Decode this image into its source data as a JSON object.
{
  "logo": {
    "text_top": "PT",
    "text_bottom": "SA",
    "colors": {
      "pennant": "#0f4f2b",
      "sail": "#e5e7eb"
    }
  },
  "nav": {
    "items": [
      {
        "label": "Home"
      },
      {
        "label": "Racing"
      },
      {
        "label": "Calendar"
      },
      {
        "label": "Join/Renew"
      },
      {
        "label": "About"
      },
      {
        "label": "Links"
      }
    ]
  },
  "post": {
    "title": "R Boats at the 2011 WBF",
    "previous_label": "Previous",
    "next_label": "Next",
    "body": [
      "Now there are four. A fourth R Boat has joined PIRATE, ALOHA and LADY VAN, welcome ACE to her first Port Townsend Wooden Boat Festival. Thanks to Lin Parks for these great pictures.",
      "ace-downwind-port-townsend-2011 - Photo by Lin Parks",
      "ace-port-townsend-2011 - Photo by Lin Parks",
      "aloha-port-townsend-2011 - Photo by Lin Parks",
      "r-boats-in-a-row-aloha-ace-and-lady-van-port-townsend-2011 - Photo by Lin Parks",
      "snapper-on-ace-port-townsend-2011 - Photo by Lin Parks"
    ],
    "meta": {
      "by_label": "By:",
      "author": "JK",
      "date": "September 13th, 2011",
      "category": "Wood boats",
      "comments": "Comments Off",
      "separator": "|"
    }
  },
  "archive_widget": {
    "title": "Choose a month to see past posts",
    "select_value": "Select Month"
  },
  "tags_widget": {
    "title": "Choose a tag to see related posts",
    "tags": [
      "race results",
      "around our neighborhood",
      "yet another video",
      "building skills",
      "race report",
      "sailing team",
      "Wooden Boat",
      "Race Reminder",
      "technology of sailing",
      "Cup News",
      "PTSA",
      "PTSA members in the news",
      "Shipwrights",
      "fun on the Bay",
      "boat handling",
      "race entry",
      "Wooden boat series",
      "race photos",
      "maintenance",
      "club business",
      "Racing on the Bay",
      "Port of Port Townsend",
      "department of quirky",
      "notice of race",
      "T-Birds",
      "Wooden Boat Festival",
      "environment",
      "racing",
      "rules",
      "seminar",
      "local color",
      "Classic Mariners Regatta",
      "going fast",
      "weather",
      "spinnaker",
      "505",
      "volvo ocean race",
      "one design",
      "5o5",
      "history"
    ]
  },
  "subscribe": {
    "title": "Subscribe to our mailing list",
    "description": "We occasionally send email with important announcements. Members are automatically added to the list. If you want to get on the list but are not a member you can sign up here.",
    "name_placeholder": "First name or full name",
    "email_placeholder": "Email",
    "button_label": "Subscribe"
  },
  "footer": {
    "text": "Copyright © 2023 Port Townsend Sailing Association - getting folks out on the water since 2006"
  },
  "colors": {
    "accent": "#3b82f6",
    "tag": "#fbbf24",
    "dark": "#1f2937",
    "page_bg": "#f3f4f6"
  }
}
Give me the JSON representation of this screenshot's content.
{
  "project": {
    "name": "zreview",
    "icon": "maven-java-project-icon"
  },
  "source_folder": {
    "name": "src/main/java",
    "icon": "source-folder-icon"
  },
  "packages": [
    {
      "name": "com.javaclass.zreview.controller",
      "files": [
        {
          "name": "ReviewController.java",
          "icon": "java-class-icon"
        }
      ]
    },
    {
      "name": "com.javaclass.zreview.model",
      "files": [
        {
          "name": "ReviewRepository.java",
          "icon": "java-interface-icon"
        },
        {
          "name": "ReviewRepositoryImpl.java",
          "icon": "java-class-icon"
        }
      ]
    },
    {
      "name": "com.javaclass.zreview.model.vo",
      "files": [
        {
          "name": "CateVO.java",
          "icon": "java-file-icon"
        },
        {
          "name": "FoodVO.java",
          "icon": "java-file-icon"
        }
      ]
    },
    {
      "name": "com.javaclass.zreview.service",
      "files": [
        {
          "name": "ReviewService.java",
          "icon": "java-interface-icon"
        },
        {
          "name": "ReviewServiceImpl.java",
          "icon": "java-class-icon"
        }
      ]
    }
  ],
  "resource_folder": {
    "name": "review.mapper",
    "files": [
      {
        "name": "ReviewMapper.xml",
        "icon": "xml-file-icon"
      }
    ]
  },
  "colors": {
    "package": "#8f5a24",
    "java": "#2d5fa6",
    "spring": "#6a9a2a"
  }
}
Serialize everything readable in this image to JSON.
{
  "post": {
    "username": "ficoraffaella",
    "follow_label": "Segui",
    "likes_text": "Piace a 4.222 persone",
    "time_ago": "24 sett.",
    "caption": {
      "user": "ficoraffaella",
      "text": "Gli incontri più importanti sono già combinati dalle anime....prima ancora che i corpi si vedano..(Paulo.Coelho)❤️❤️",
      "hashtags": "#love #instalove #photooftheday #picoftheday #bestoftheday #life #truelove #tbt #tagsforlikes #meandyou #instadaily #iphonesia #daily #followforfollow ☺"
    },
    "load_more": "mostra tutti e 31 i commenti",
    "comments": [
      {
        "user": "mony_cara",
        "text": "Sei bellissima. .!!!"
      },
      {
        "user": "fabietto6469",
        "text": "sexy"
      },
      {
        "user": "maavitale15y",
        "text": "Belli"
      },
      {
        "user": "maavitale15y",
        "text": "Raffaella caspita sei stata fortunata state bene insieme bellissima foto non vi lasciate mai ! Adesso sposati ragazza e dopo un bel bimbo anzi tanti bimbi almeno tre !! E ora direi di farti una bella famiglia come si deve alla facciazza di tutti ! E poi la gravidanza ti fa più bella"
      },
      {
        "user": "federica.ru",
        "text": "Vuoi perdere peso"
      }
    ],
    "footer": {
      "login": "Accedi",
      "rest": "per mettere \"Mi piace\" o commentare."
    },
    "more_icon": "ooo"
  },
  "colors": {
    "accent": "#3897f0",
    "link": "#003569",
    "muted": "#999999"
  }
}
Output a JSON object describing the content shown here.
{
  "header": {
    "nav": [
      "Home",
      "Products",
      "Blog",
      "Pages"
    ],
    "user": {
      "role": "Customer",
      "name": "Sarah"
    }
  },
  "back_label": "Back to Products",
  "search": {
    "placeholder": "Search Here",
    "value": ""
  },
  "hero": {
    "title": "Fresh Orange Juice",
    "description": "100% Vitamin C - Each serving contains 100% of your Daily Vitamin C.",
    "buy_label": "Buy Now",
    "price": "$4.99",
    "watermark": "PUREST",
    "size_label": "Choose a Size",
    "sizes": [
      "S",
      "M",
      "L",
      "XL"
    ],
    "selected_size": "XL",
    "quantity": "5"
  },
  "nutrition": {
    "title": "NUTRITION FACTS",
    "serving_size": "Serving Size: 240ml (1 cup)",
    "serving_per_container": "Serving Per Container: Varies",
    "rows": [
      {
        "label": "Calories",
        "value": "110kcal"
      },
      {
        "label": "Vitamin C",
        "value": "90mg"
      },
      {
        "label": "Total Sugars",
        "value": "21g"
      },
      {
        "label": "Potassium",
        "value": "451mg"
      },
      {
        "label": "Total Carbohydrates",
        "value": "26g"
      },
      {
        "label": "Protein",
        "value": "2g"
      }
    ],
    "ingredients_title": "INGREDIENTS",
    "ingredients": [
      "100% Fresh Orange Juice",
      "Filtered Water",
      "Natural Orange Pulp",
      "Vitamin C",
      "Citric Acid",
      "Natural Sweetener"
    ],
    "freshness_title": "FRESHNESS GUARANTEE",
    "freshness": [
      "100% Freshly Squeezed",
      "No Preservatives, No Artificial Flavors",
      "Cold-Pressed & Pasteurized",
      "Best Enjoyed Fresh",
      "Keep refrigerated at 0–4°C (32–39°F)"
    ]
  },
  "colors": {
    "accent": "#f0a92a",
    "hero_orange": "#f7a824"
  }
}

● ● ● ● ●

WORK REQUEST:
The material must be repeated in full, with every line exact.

PROBLEM SOLUTION:
Decode this image into its source data as a JSON object.
{
  "logo": {
    "text_top": "PT",
    "text_bottom": "SA",
    "colors": {
      "pennant": "#0f4f2b",
      "sail": "#e5e7eb"
    }
  },
  "nav": {
    "items": [
      {
        "label": "Home"
      },
      {
        "label": "Racing"
      },
      {
        "label": "Calendar"
      },
      {
        "label": "Join/Renew"
      },
      {
        "label": "About"
      },
      {
        "label": "Links"
      }
    ]
  },
  "post": {
    "title": "R Boats at the 2011 WBF",
    "previous_label": "Previous",
    "next_label": "Next",
    "body": [
      "Now there are four. A fourth R Boat has joined PIRATE, ALOHA and LADY VAN, welcome ACE to her first Port Townsend Wooden Boat Festival. Thanks to Lin Parks for these great pictures.",
      "ace-downwind-port-townsend-2011 - Photo by Lin Parks",
      "ace-port-townsend-2011 - Photo by Lin Parks",
      "aloha-port-townsend-2011 - Photo by Lin Parks",
      "r-boats-in-a-row-aloha-ace-and-lady-van-port-townsend-2011 - Photo by Lin Parks",
      "snapper-on-ace-port-townsend-2011 - Photo by Lin Parks"
    ],
    "meta": {
      "by_label": "By:",
      "author": "JK",
      "date": "September 13th, 2011",
      "category": "Wood boats",
      "comments": "Comments Off",
      "separator": "|"
    }
  },
  "archive_widget": {
    "title": "Choose a month to see past posts",
    "select_value": "Select Month"
  },
  "tags_widget": {
    "title": "Choose a tag to see related posts",
    "tags": [
      "race results",
      "around our neighborhood",
      "yet another video",
      "building skills",
      "race report",
      "sailing team",
      "Wooden Boat",
      "Race Reminder",
      "technology of sailing",
      "Cup News",
      "PTSA",
      "PTSA members in the news",
      "Shipwrights",
      "fun on the Bay",
      "boat handling",
      "race entry",
      "Wooden boat series",
      "race photos",
      "maintenance",
      "club business",
      "Racing on the Bay",
      "Port of Port Townsend",
      "department of quirky",
      "notice of race",
      "T-Birds",
      "Wooden Boat Festival",
      "environment",
      "racing",
      "rules",
      "seminar",
      "local color",
      "Classic Mariners Regatta",
      "going fast",
      "weather",
      "spinnaker",
      "505",
      "volvo ocean race",
      "one design",
      "5o5",
      "history"
    ]
  },
  "subscribe": {
    "title": "Subscribe to our mailing list",
    "description": "We occasionally send email with important announcements. Members are automatically added to the list. If you want to get on the list but are not a member you can sign up here.",
    "name_placeholder": "First name or full name",
    "email_placeholder": "Email",
    "button_label": "Subscribe"
  },
  "footer": {
    "text": "Copyright © 2023 Port Townsend Sailing Association - getting folks out on the water since 2006"
  },
  "colors": {
    "accent": "#3b82f6",
    "tag": "#fbbf24",
    "dark": "#1f2937",
    "page_bg": "#f3f4f6"
  }
}
Give me the JSON representation of this screenshot's content.
{
  "project": {
    "name": "zreview",
    "icon": "maven-java-project-icon"
  },
  "source_folder": {
    "name": "src/main/java",
    "icon": "source-folder-icon"
  },
  "packages": [
    {
      "name": "com.javaclass.zreview.controller",
      "files": [
        {
          "name": "ReviewController.java",
          "icon": "java-class-icon"
        }
      ]
    },
    {
      "name": "com.javaclass.zreview.model",
      "files": [
        {
          "name": "ReviewRepository.java",
          "icon": "java-interface-icon"
        },
        {
          "name": "ReviewRepositoryImpl.java",
          "icon": "java-class-icon"
        }
      ]
    },
    {
      "name": "com.javaclass.zreview.model.vo",
      "files": [
        {
          "name": "CateVO.java",
          "icon": "java-file-icon"
        },
        {
          "name": "FoodVO.java",
          "icon": "java-file-icon"
        }
      ]
    },
    {
      "name": "com.javaclass.zreview.service",
      "files": [
        {
          "name": "ReviewService.java",
          "icon": "java-interface-icon"
        },
        {
          "name": "ReviewServiceImpl.java",
          "icon": "java-class-icon"
        }
      ]
    }
  ],
  "resource_folder": {
    "name": "review.mapper",
    "files": [
      {
        "name": "ReviewMapper.xml",
        "icon": "xml-file-icon"
      }
    ]
  },
  "colors": {
    "package": "#8f5a24",
    "java": "#2d5fa6",
    "spring": "#6a9a2a"
  }
}
Serialize everything readable in this image to JSON.
{
  "post": {
    "username": "ficoraffaella",
    "follow_label": "Segui",
    "likes_text": "Piace a 4.222 persone",
    "time_ago": "24 sett.",
    "caption": {
      "user": "ficoraffaella",
      "text": "Gli incontri più importanti sono già combinati dalle anime....prima ancora che i corpi si vedano..(Paulo.Coelho)❤️❤️",
      "hashtags": "#love #instalove #photooftheday #picoftheday #bestoftheday #life #truelove #tbt #tagsforlikes #meandyou #instadaily #iphonesia #daily #followforfollow ☺"
    },
    "load_more": "mostra tutti e 31 i commenti",
    "comments": [
      {
        "user": "mony_cara",
        "text": "Sei bellissima. .!!!"
      },
      {
        "user": "fabietto6469",
        "text": "sexy"
      },
      {
        "user": "maavitale15y",
        "text": "Belli"
      },
      {
        "user": "maavitale15y",
        "text": "Raffaella caspita sei stata fortunata state bene insieme bellissima foto non vi lasciate mai ! Adesso sposati ragazza e dopo un bel bimbo anzi tanti bimbi almeno tre !! E ora direi di farti una bella famiglia come si deve alla facciazza di tutti ! E poi la gravidanza ti fa più bella"
      },
      {
        "user": "federica.ru",
        "text": "Vuoi perdere peso"
      }
    ],
    "footer": {
      "login": "Accedi",
      "rest": "per mettere \"Mi piace\" o commentare."
    },
    "more_icon": "ooo"
  },
  "colors": {
    "accent": "#3897f0",
    "link": "#003569",
    "muted": "#999999"
  }
}
Output a JSON object describing the content shown here.
{
  "header": {
    "nav": [
      "Home",
      "Products",
      "Blog",
      "Pages"
    ],
    "user": {
      "role": "Customer",
      "name": "Sarah"
    }
  },
  "back_label": "Back to Products",
  "search": {
    "placeholder": "Search Here",
    "value": ""
  },
  "hero": {
    "title": "Fresh Orange Juice",
    "description": "100% Vitamin C - Each serving contains 100% of your Daily Vitamin C.",
    "buy_label": "Buy Now",
    "price": "$4.99",
    "watermark": "PUREST",
    "size_label": "Choose a Size",
    "sizes": [
      "S",
      "M",
      "L",
      "XL"
    ],
    "selected_size": "XL",
    "quantity": "5"
  },
  "nutrition": {
    "title": "NUTRITION FACTS",
    "serving_size": "Serving Size: 240ml (1 cup)",
    "serving_per_container": "Serving Per Container: Varies",
    "rows": [
      {
        "label": "Calories",
        "value": "110kcal"
      },
      {
        "label": "Vitamin C",
        "value": "90mg"
      },
      {
        "label": "Total Sugars",
        "value": "21g"
      },
      {
        "label": "Potassium",
        "value": "451mg"
      },
      {
        "label": "Total Carbohydrates",
        "value": "26g"
      },
      {
        "label": "Protein",
        "value": "2g"
      }
    ],
    "ingredients_title": "INGREDIENTS",
    "ingredients": [
      "100% Fresh Orange Juice",
      "Filtered Water",
      "Natural Orange Pulp",
      "Vitamin C",
      "Citric Acid",
      "Natural Sweetener"
    ],
    "freshness_title": "FRESHNESS GUARANTEE",
    "freshness": [
      "100% Freshly Squeezed",
      "No Preservatives, No Artificial Flavors",
      "Cold-Pressed & Pasteurized",
      "Best Enjoyed Fresh",
      "Keep refrigerated at 0–4°C (32–39°F)"
    ]
  },
  "colors": {
    "accent": "#f0a92a",
    "hero_orange": "#f7a824"
  }
}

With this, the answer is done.